(Beginning of Data)

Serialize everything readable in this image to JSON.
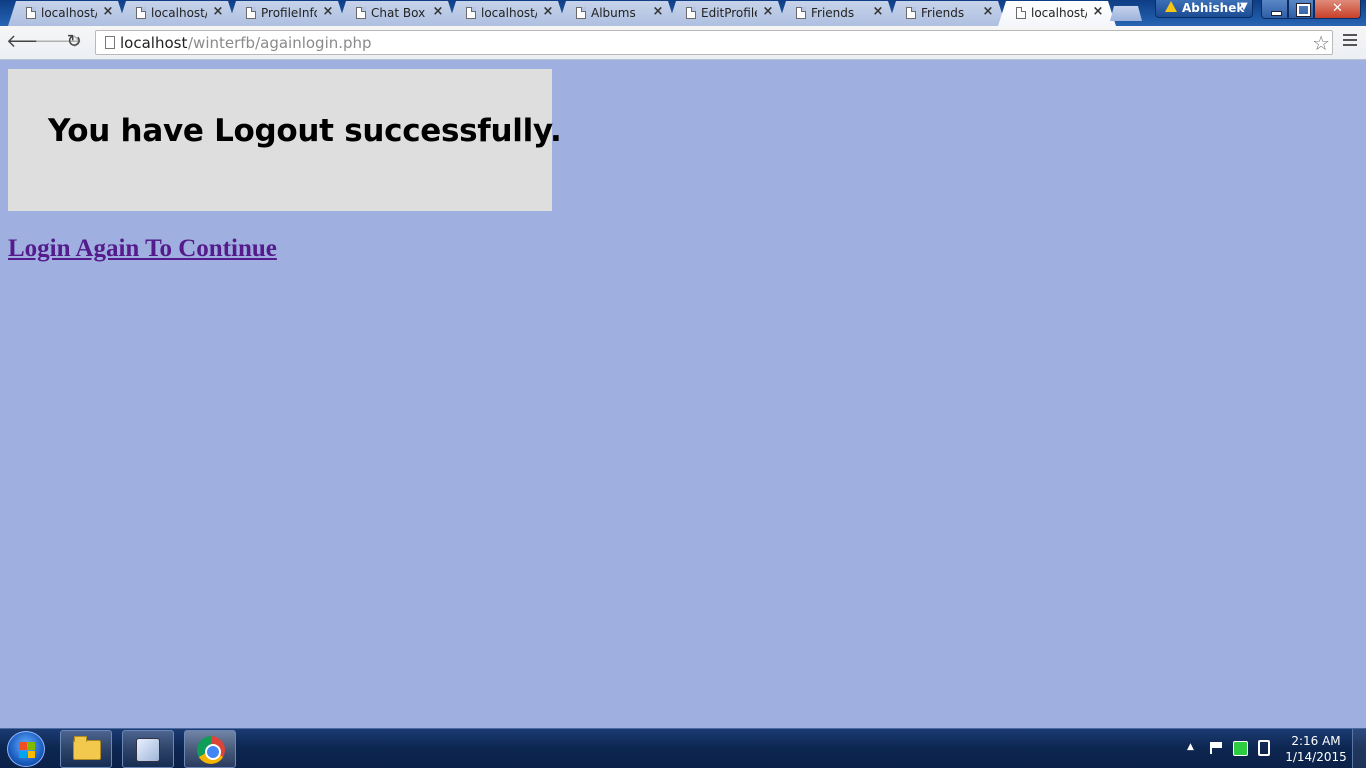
{
  "browser": {
    "tabs": [
      {
        "label": "localhost/",
        "active": false
      },
      {
        "label": "localhost/",
        "active": false
      },
      {
        "label": "ProfileInfo",
        "active": false
      },
      {
        "label": "Chat Box",
        "active": false
      },
      {
        "label": "localhost/",
        "active": false
      },
      {
        "label": "Albums",
        "active": false
      },
      {
        "label": "EditProfile",
        "active": false
      },
      {
        "label": "Friends",
        "active": false
      },
      {
        "label": "Friends",
        "active": false
      },
      {
        "label": "localhost/",
        "active": true
      }
    ],
    "tab_close_glyph": "×",
    "profile_name": "Abhishek",
    "url_host": "localhost",
    "url_path": "/winterfb/againlogin.php"
  },
  "page": {
    "logout_message": "You have Logout successfully.",
    "login_link_text": "Login Again To Continue",
    "background_color": "#9fafdf",
    "box_color": "#dedede",
    "link_color": "#551a8b"
  },
  "taskbar": {
    "clock_time": "2:16 AM",
    "clock_date": "1/14/2015"
  },
  "icons": [
    "page-icon",
    "back-arrow-icon",
    "forward-arrow-icon",
    "reload-icon",
    "star-icon",
    "menu-icon",
    "warning-icon",
    "windows-logo-icon",
    "folder-icon",
    "virtualbox-icon",
    "chrome-icon",
    "flag-icon",
    "sync-icon",
    "power-icon"
  ]
}
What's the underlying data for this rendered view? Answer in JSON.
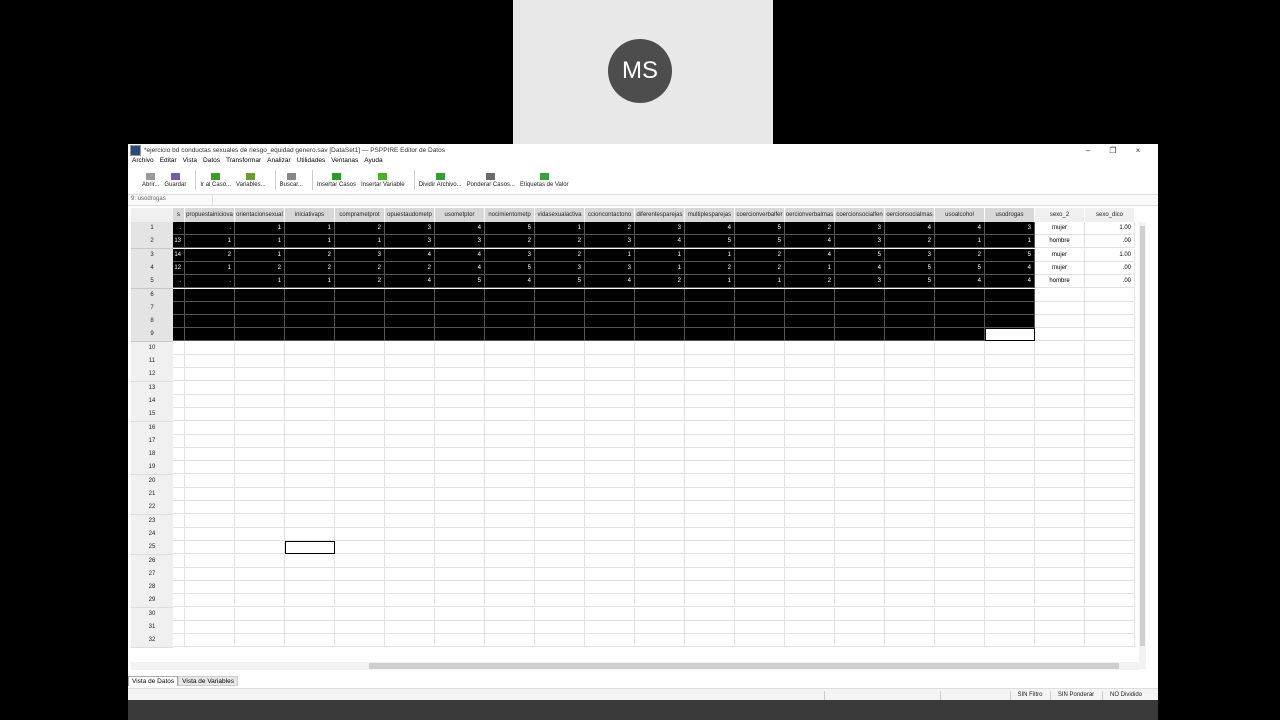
{
  "presenter": {
    "initials": "MS"
  },
  "window": {
    "title": "*ejercicio bd conductas sexuales de riesgo_equidad genero.sav [DataSet1] — PSPPIRE Editor de Datos",
    "controls": {
      "minimize": "–",
      "maximize": "❐",
      "close": "×"
    }
  },
  "menu": [
    "Archivo",
    "Editar",
    "Vista",
    "Datos",
    "Transformar",
    "Analizar",
    "Utilidades",
    "Ventanas",
    "Ayuda"
  ],
  "toolbar": [
    {
      "label": "Abrir...",
      "icon": "folder-open-icon",
      "color": "#9a9a9a"
    },
    {
      "label": "Guardar",
      "icon": "save-icon",
      "color": "#7a5aa8"
    },
    {
      "label": "Ir al Caso...",
      "icon": "goto-case-icon",
      "color": "#3a9a2a"
    },
    {
      "label": "Variables...",
      "icon": "variables-icon",
      "color": "#6a9a3a"
    },
    {
      "label": "Buscar...",
      "icon": "search-icon",
      "color": "#888888"
    },
    {
      "label": "Insertar Casos",
      "icon": "insert-cases-icon",
      "color": "#2a9a2a"
    },
    {
      "label": "Insertar Variable",
      "icon": "insert-variable-icon",
      "color": "#4ab02a"
    },
    {
      "label": "Dividir Archivo...",
      "icon": "split-file-icon",
      "color": "#3a9a3a"
    },
    {
      "label": "Ponderar Casos...",
      "icon": "weight-cases-icon",
      "color": "#6a6a6a"
    },
    {
      "label": "Etiquetas de Valor",
      "icon": "value-labels-icon",
      "color": "#3aa03a"
    }
  ],
  "cell_ref": "9: usodrogas",
  "columns": [
    "s",
    "propuestainiciova",
    "orientacionsexual",
    "iniciativaps",
    "comprametprot",
    "opuestaudometp",
    "usometptor",
    "nocimientometp",
    "vidasexualactiva",
    "ccioncontactono",
    "diferentesparejas",
    "multiplesparejas",
    "coercionverbalfer",
    "oercionverbalmas",
    "coercionsocialfen",
    "oercionsocialmas",
    "usoalcohol",
    "usodrogas",
    "sexo_2",
    "sexo_dico"
  ],
  "rows": [
    [
      ".",
      ".",
      "1",
      "1",
      "2",
      "3",
      "4",
      "5",
      "1",
      "2",
      "3",
      "4",
      "5",
      "2",
      "3",
      "4",
      "4",
      "3",
      "mujer",
      "1.00"
    ],
    [
      "13",
      "1",
      "1",
      "1",
      "1",
      "3",
      "3",
      "2",
      "2",
      "3",
      "4",
      "5",
      "5",
      "4",
      "3",
      "2",
      "1",
      "1",
      "hombre",
      ".00"
    ],
    [
      "14",
      "2",
      "1",
      "2",
      "3",
      "4",
      "4",
      "3",
      "2",
      "1",
      "1",
      "1",
      "2",
      "4",
      "5",
      "3",
      "2",
      "5",
      "mujer",
      "1.00"
    ],
    [
      "12",
      "1",
      "2",
      "2",
      "2",
      "2",
      "4",
      "5",
      "3",
      "3",
      "1",
      "2",
      "2",
      "1",
      "4",
      "5",
      "5",
      "4",
      "mujer",
      ".00"
    ],
    [
      ".",
      ".",
      "1",
      "1",
      "2",
      "4",
      "5",
      "4",
      "5",
      "4",
      "2",
      "1",
      "1",
      "2",
      "3",
      "5",
      "4",
      "4",
      "hombre",
      ".00"
    ]
  ],
  "row_numbers": [
    "1",
    "2",
    "3",
    "4",
    "5",
    "6",
    "7",
    "8",
    "9",
    "10",
    "11",
    "12",
    "13",
    "14",
    "15",
    "16",
    "17",
    "18",
    "19",
    "20",
    "21",
    "22",
    "23",
    "24",
    "25",
    "26",
    "27",
    "28",
    "29",
    "30",
    "31",
    "32"
  ],
  "tabs": [
    "Vista de Datos",
    "Vista de Variables"
  ],
  "status": [
    "SIN Filtro",
    "SIN Ponderar",
    "NO Dividido"
  ]
}
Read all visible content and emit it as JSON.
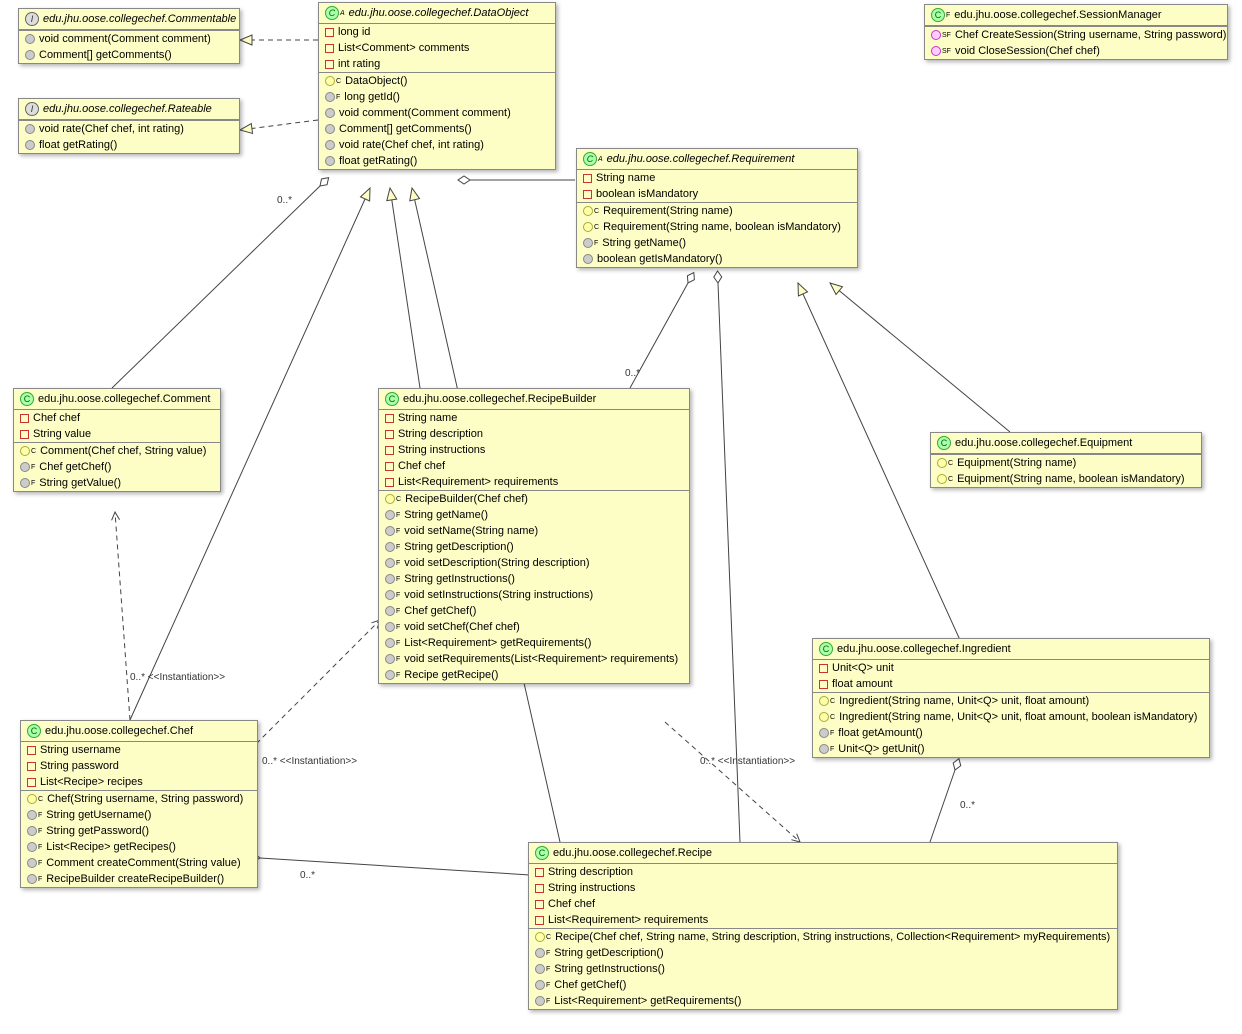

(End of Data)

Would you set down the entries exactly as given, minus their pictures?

> [Solution below]
Serialize everything readable in this image to JSON.
{
  "browser": {
    "tabs": [
      {
        "label": "localhost/",
        "active": false
      },
      {
        "label": "localhost/",
        "active": false
      },
      {
        "label": "ProfileInfo",
        "active": false
      },
      {
        "label": "Chat Box",
        "active": false
      },
      {
        "label": "localhost/",
        "active": false
      },
      {
        "label": "Albums",
        "active": false
      },
      {
        "label": "EditProfile",
        "active": false
      },
      {
        "label": "Friends",
        "active": false
      },
      {
        "label": "Friends",
        "active": false
      },
      {
        "label": "localhost/",
        "active": true
      }
    ],
    "tab_close_glyph": "×",
    "profile_name": "Abhishek",
    "url_host": "localhost",
    "url_path": "/winterfb/againlogin.php"
  },
  "page": {
    "logout_message": "You have Logout successfully.",
    "login_link_text": "Login Again To Continue",
    "background_color": "#9fafdf",
    "box_color": "#dedede",
    "link_color": "#551a8b"
  },
  "taskbar": {
    "clock_time": "2:16 AM",
    "clock_date": "1/14/2015"
  },
  "icons": [
    "page-icon",
    "back-arrow-icon",
    "forward-arrow-icon",
    "reload-icon",
    "star-icon",
    "menu-icon",
    "warning-icon",
    "windows-logo-icon",
    "folder-icon",
    "virtualbox-icon",
    "chrome-icon",
    "flag-icon",
    "sync-icon",
    "power-icon"
  ]
}
What's the underlying data for this rendered view? Answer in JSON.
{
  "presenter": {
    "initials": "MS"
  },
  "window": {
    "title": "*ejercicio bd conductas sexuales de riesgo_equidad genero.sav [DataSet1] — PSPPIRE Editor de Datos",
    "controls": {
      "minimize": "–",
      "maximize": "❐",
      "close": "×"
    }
  },
  "menu": [
    "Archivo",
    "Editar",
    "Vista",
    "Datos",
    "Transformar",
    "Analizar",
    "Utilidades",
    "Ventanas",
    "Ayuda"
  ],
  "toolbar": [
    {
      "label": "Abrir...",
      "icon": "folder-open-icon",
      "color": "#9a9a9a"
    },
    {
      "label": "Guardar",
      "icon": "save-icon",
      "color": "#7a5aa8"
    },
    {
      "label": "Ir al Caso...",
      "icon": "goto-case-icon",
      "color": "#3a9a2a"
    },
    {
      "label": "Variables...",
      "icon": "variables-icon",
      "color": "#6a9a3a"
    },
    {
      "label": "Buscar...",
      "icon": "search-icon",
      "color": "#888888"
    },
    {
      "label": "Insertar Casos",
      "icon": "insert-cases-icon",
      "color": "#2a9a2a"
    },
    {
      "label": "Insertar Variable",
      "icon": "insert-variable-icon",
      "color": "#4ab02a"
    },
    {
      "label": "Dividir Archivo...",
      "icon": "split-file-icon",
      "color": "#3a9a3a"
    },
    {
      "label": "Ponderar Casos...",
      "icon": "weight-cases-icon",
      "color": "#6a6a6a"
    },
    {
      "label": "Etiquetas de Valor",
      "icon": "value-labels-icon",
      "color": "#3aa03a"
    }
  ],
  "cell_ref": "9: usodrogas",
  "columns": [
    "s",
    "propuestainiciova",
    "orientacionsexual",
    "iniciativaps",
    "comprametprot",
    "opuestaudometp",
    "usometptor",
    "nocimientometp",
    "vidasexualactiva",
    "ccioncontactono",
    "diferentesparejas",
    "multiplesparejas",
    "coercionverbalfer",
    "oercionverbalmas",
    "coercionsocialfen",
    "oercionsocialmas",
    "usoalcohol",
    "usodrogas",
    "sexo_2",
    "sexo_dico"
  ],
  "rows": [
    [
      ".",
      ".",
      "1",
      "1",
      "2",
      "3",
      "4",
      "5",
      "1",
      "2",
      "3",
      "4",
      "5",
      "2",
      "3",
      "4",
      "4",
      "3",
      "mujer",
      "1.00"
    ],
    [
      "13",
      "1",
      "1",
      "1",
      "1",
      "3",
      "3",
      "2",
      "2",
      "3",
      "4",
      "5",
      "5",
      "4",
      "3",
      "2",
      "1",
      "1",
      "hombre",
      ".00"
    ],
    [
      "14",
      "2",
      "1",
      "2",
      "3",
      "4",
      "4",
      "3",
      "2",
      "1",
      "1",
      "1",
      "2",
      "4",
      "5",
      "3",
      "2",
      "5",
      "mujer",
      "1.00"
    ],
    [
      "12",
      "1",
      "2",
      "2",
      "2",
      "2",
      "4",
      "5",
      "3",
      "3",
      "1",
      "2",
      "2",
      "1",
      "4",
      "5",
      "5",
      "4",
      "mujer",
      ".00"
    ],
    [
      ".",
      ".",
      "1",
      "1",
      "2",
      "4",
      "5",
      "4",
      "5",
      "4",
      "2",
      "1",
      "1",
      "2",
      "3",
      "5",
      "4",
      "4",
      "hombre",
      ".00"
    ]
  ],
  "row_numbers": [
    "1",
    "2",
    "3",
    "4",
    "5",
    "6",
    "7",
    "8",
    "9",
    "10",
    "11",
    "12",
    "13",
    "14",
    "15",
    "16",
    "17",
    "18",
    "19",
    "20",
    "21",
    "22",
    "23",
    "24",
    "25",
    "26",
    "27",
    "28",
    "29",
    "30",
    "31",
    "32"
  ],
  "tabs": [
    "Vista de Datos",
    "Vista de Variables"
  ],
  "status": [
    "SIN Filtro",
    "SIN Ponderar",
    "NO Dividido"
  ]
}
Read all visible content and emit it as JSON.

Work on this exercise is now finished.